  • 60ml warm water
  • 1 egg
  • 225g cake and pastry flour (sifted)
  • 560g all-purpose flour (sifted)
  • 110g sugar
  • 18g salt
  • 125ml milk
  • 3g lard
  • 3g butter
    • Mix all of the above with the yeast mix in a large mixing bowl. Knead until smooth and elastic, adding flour as necessary. Cover with a damp cloth (or cling wrap and a damp cloth; keeps your tea towels cleaner) and leave in a warm place for 2 hours, or until doubled in volume. You can use the oven trick here, too.

Coconut filling

  • 175g coconut flakes
  • 168g sugar
  • 56g melted butter
  • 1 egg
  • 30ml (2 tbsp) milk
  • 1 tsp vanilla extract (fun to make at home!)
  • 1/2 tsp baking powder
  • a few drops of coconut essence (optional; we didn’t have it in our pantry)
    • Mix well and put in the fridge.

We skipped the toppings because the regular coconut filling is awesome enough.

Assembly

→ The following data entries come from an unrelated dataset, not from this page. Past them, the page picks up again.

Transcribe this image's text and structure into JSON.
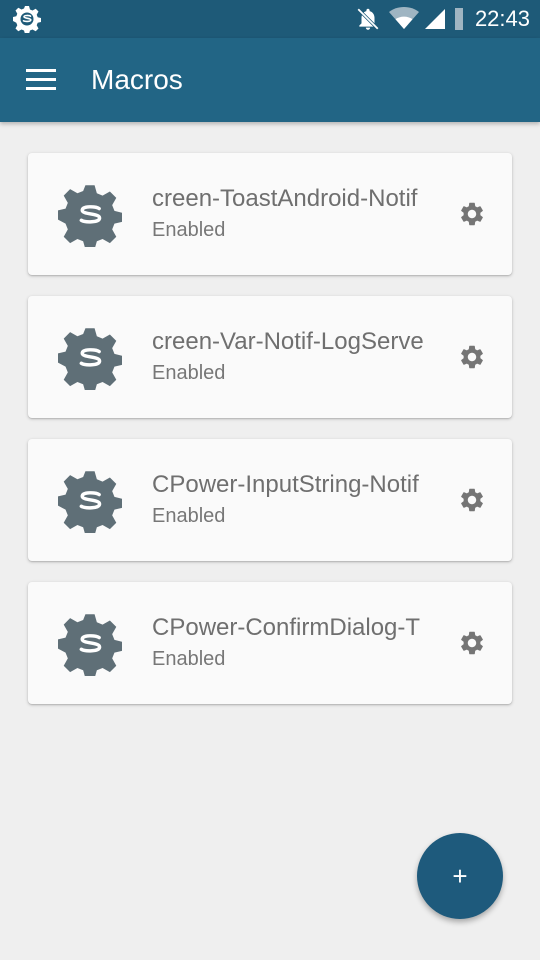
{
  "status_bar": {
    "time": "22:43",
    "icons": [
      "macrodroid-gear-icon",
      "notifications-off-icon",
      "wifi-icon",
      "cell-signal-icon",
      "battery-icon"
    ]
  },
  "app_bar": {
    "menu_icon": "hamburger-menu-icon",
    "title": "Macros"
  },
  "macros": [
    {
      "name": "creen-ToastAndroid-Notif",
      "status": "Enabled"
    },
    {
      "name": "creen-Var-Notif-LogServe",
      "status": "Enabled"
    },
    {
      "name": "CPower-InputString-Notif",
      "status": "Enabled"
    },
    {
      "name": "CPower-ConfirmDialog-T",
      "status": "Enabled"
    }
  ],
  "fab": {
    "label": "+"
  },
  "colors": {
    "status_bar": "#1e5a78",
    "app_bar": "#226585",
    "background": "#efefef",
    "card": "#fafafa",
    "macro_icon": "#5f6f77",
    "fab": "#1e5a7c"
  }
}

  • Divide the dough into 24 portions. I tend to do this by cutting the dough in half three times, then cutting the resulting eight pieces into three pieces each.
  • Roll each portion of dough into a round ball. Arrange on a baking sheet, then cover and put in a warm place for 15 minutes.
  • Flatten the dough balls. I like using a rolling pin here for a nice, even look, although it does take more time than squishing the dough manually.
  • Spoon your filling into each flat piece of dough, wrap it up, and roll it into the shape you like. Try to make sure the buns are pinched closed, as the filling might leak out during baking.
  • Set buns aside in a warm place to rise further, covering the buns with a damp cloth or cling wrap. Preheat oven to 375F.
  • Do an egg wash or another wash if you want. Brushing the buns with a beaten egg (egg wash) gives them a beautiful golden colour, and also makes it easier for sprinkled things (seeds, etc.) to stick.
  • Bake buns in a 375F oven for 15 minutes, or until the buns are golden brown.
  • You can brush the freshly-baked buns with melted butter, if you want, but we skipped that step.

Other fillings we’ve tried:

Hotdog
Wrap the flattened dough around a hotdog. Brush dough with beaten egg and sprinkle sesame seeds on top. You can push the sesame seeds into the dough slightly to help them stick.
Nutella
Spoon Nutella hazelnut spread into the middle of the flattened dough and roll it up. Brush dough with beaten egg and sprinkle almond slices on top.

2011-03-14 Mon 23:14